Getting closer but not there yet

Imagine, lying in bed nice and cozy then suddenly the duvet is whipped off. That’s bad enough, but then the window is thrown wide open and an icy blast flash freezes your tender bits. If this is repeated enough times, those bits will fall off. This is exactly what happens to plants in the garden when the snow melts quickly, as it has this week.

Snow is an insulator, the deeper the better. It keeps plants in a comfortable state of dormancy. Even in winter, soil is giving off heat. Deep down, soil temperature is around 10 degrees or so, summer and winter. Where there’s a deep layer of snow acting as insulation, the surface temperature of the soil may be barely frozen. A study from the University of Delaware showed that for each centimetre of snow cover, the soil temperature will increase by roughly half a degree Celsius. 

Being suddenly exposed to icy blasts won’t bother tough plants, especially native ones, but any tender ones will suffer. And if the icy blasts don’t get them, the soggy soil will. The ground below may remain frozen, but nearer the surface it will be waterlogged. This happens in spring, but the ground soon thaws and normal drainage is resumed. When it happens in the middle of winter, that soggy ground refreezes. Repeat a few times and the expensive, borderline hardy perennial that you planted with care last spring will quietly succumb and no amount of coaxing will revive it. The same conditions can easily cause plants that aren’t well rooted to be heaved out of the ground, dead or alive.

I haven’t reached the point where I’m pushing wheelbarrows full of snow to the backyard to cover tender plants, but I have on occasion tossed a few extra shovelfuls over one or two. I usually mulch around the special ones in fall to help them resist the effect of winter thaws.

There are places in my backyard where the snow drifts deeper, and consequently, plants below are less prone to being prematurely exposed. The same occurs in sheltered areas, usually in shade and out of the wind. It’s worthwhile to note these places as they are in effect, micro-climates. A tender plant may require other specific considerations — soil type, sun or shade etc. — but it might just stand a better chance by being planted where it won’t be subjected to harsh conditions too early in the spring.

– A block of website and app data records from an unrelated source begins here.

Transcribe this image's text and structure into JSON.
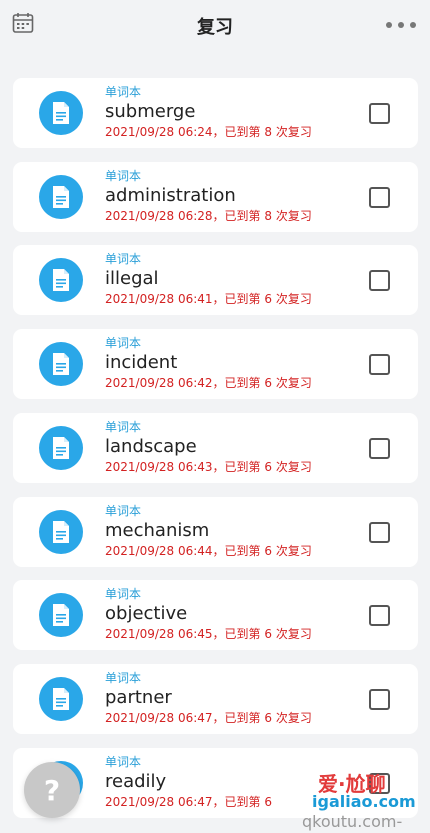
{
  "header": {
    "title": "复习",
    "left_icon": "calendar-icon",
    "right_icon": "more-dots-icon"
  },
  "items": [
    {
      "book": "单词本",
      "word": "submerge",
      "status": "2021/09/28 06:24，已到第 8 次复习",
      "checked": false
    },
    {
      "book": "单词本",
      "word": "administration",
      "status": "2021/09/28 06:28，已到第 8 次复习",
      "checked": false
    },
    {
      "book": "单词本",
      "word": "illegal",
      "status": "2021/09/28 06:41，已到第 6 次复习",
      "checked": false
    },
    {
      "book": "单词本",
      "word": "incident",
      "status": "2021/09/28 06:42，已到第 6 次复习",
      "checked": false
    },
    {
      "book": "单词本",
      "word": "landscape",
      "status": "2021/09/28 06:43，已到第 6 次复习",
      "checked": false
    },
    {
      "book": "单词本",
      "word": "mechanism",
      "status": "2021/09/28 06:44，已到第 6 次复习",
      "checked": false
    },
    {
      "book": "单词本",
      "word": "objective",
      "status": "2021/09/28 06:45，已到第 6 次复习",
      "checked": false
    },
    {
      "book": "单词本",
      "word": "partner",
      "status": "2021/09/28 06:47，已到第 6 次复习",
      "checked": false
    },
    {
      "book": "单词本",
      "word": "readily",
      "status": "2021/09/28 06:47，已到第 6",
      "checked": false
    }
  ],
  "help_button": {
    "label": "?"
  },
  "watermark": {
    "line1": "爱·尬聊",
    "line2": "igaliao.com",
    "line3": "qkoutu.com-"
  },
  "colors": {
    "accent": "#2aa7e8",
    "status": "#d32222",
    "book": "#2a9fd8"
  }
}
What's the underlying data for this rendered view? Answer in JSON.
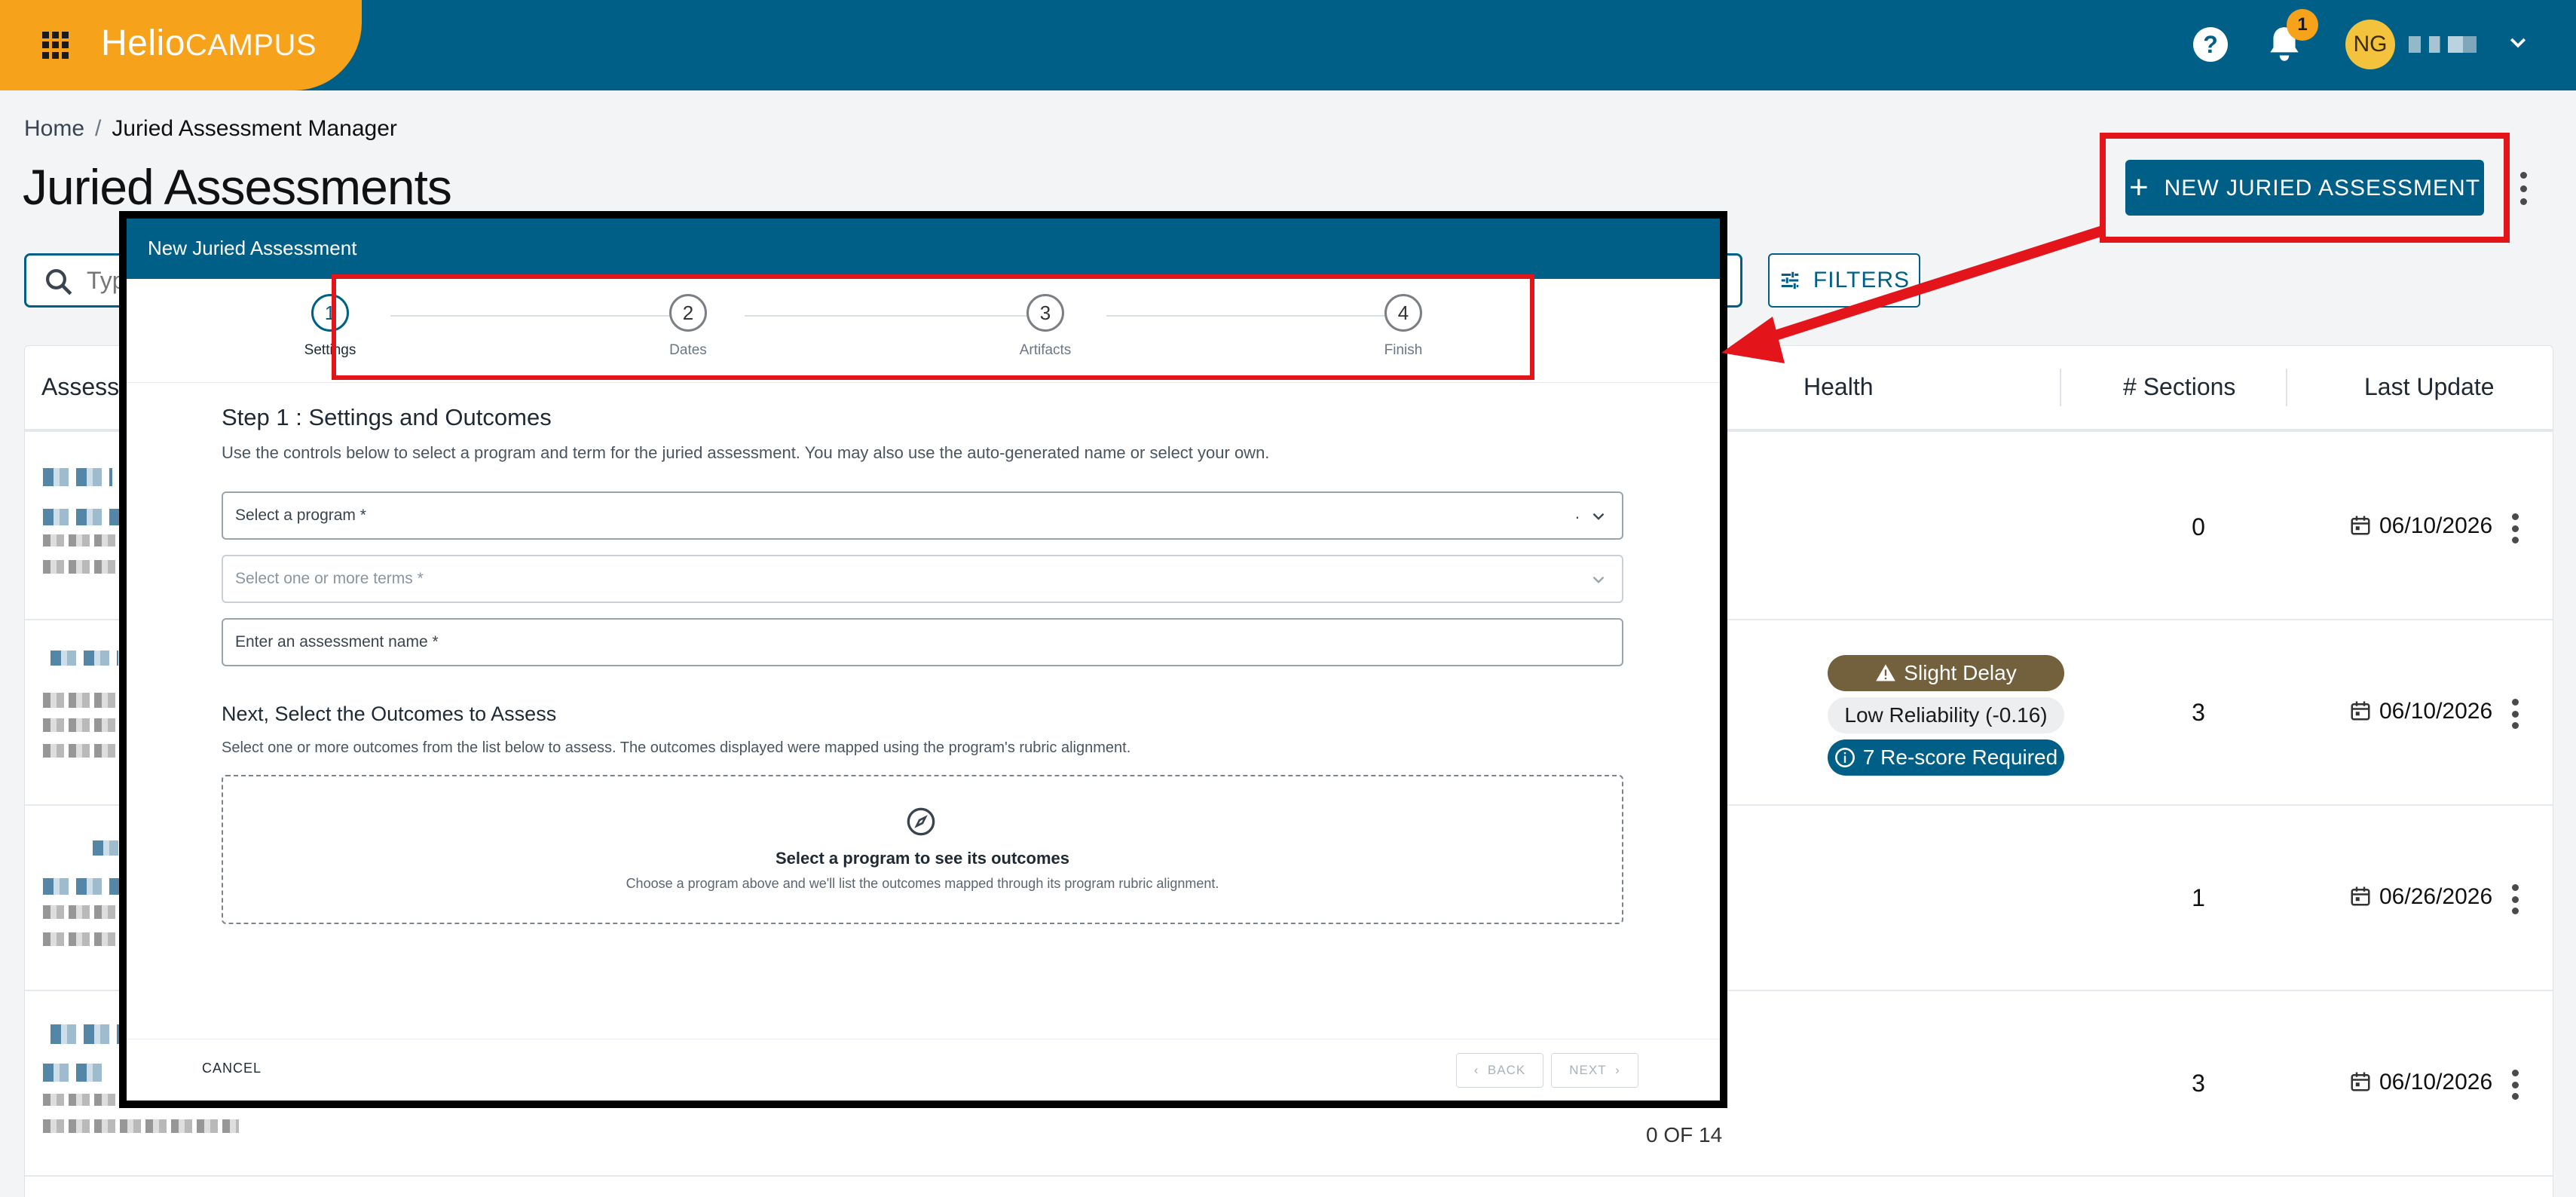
{
  "app": {
    "brand_primary": "Helio",
    "brand_secondary": "CAMPUS",
    "notification_count": "1",
    "user_initials": "NG"
  },
  "breadcrumb": {
    "home": "Home",
    "separator": "/",
    "current": "Juried Assessment Manager"
  },
  "page": {
    "title": "Juried Assessments",
    "new_button_label": "NEW JURIED ASSESSMENT",
    "search_placeholder": "Typ",
    "filters_label": "FILTERS"
  },
  "table": {
    "columns": [
      "Assessm",
      "Health",
      "# Sections",
      "Last Update"
    ],
    "rows": [
      {
        "sections": "0",
        "last_update": "06/10/2026"
      },
      {
        "sections": "3",
        "last_update": "06/10/2026",
        "health": [
          "Slight Delay",
          "Low Reliability (-0.16)",
          "7 Re-score Required"
        ]
      },
      {
        "sections": "1",
        "last_update": "06/26/2026"
      },
      {
        "sections": "3",
        "last_update": "06/10/2026",
        "progress": "0 OF 14"
      }
    ]
  },
  "modal": {
    "title": "New Juried Assessment",
    "steps": [
      {
        "number": "1",
        "label": "Settings"
      },
      {
        "number": "2",
        "label": "Dates"
      },
      {
        "number": "3",
        "label": "Artifacts"
      },
      {
        "number": "4",
        "label": "Finish"
      }
    ],
    "step_title": "Step 1 : Settings and Outcomes",
    "step_description": "Use the controls below to select a program and term for the juried assessment. You may also use the auto-generated name or select your own.",
    "program_field": "Select a program  *",
    "program_field_marker": ".",
    "terms_field": "Select one or more terms *",
    "name_field": "Enter an assessment name *",
    "outcomes_title": "Next, Select the Outcomes to Assess",
    "outcomes_description": "Select one or more outcomes from the list below to assess. The outcomes displayed were mapped using the program's rubric alignment.",
    "outcomes_empty_title": "Select a program to see its outcomes",
    "outcomes_empty_description": "Choose a program above and we'll list the outcomes mapped through its program rubric alignment.",
    "cancel_label": "CANCEL",
    "back_label": "BACK",
    "next_label": "NEXT"
  },
  "colors": {
    "brand_blue": "#005f87",
    "brand_orange": "#f7a21b",
    "annotation_red": "#e4141b"
  }
}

It’s also worth noting where the opposite occurs — areas in the garden where wind consistently whips snow away to expose the soil. This happens around the base of shrubs, posts, and against a fence, or building.

The snow is often scoured away along sides of buildings, depending on the prevailing wind, although the soil may be warmed by heat loss from the house, counteracting the effect of the wind. In fact, tender plants often survive well here. For instance, spring bulbs planted close to a sheltered, south facing wall will flower days or even weeks earlier than those in the middle of a garden.  Against a fence there’s no extra heat in the soil and though the fence may cause snow to drift deeply as you may see on a leeward flowerbed, the space closest to the fence is left exposed.

It may not be immediately obvious that a change in the weather is impacting the way a garden will look in summer, but it certainly does. Ahh, summer. Brrr — hang on to that the duvet. Winter isn’t over yet.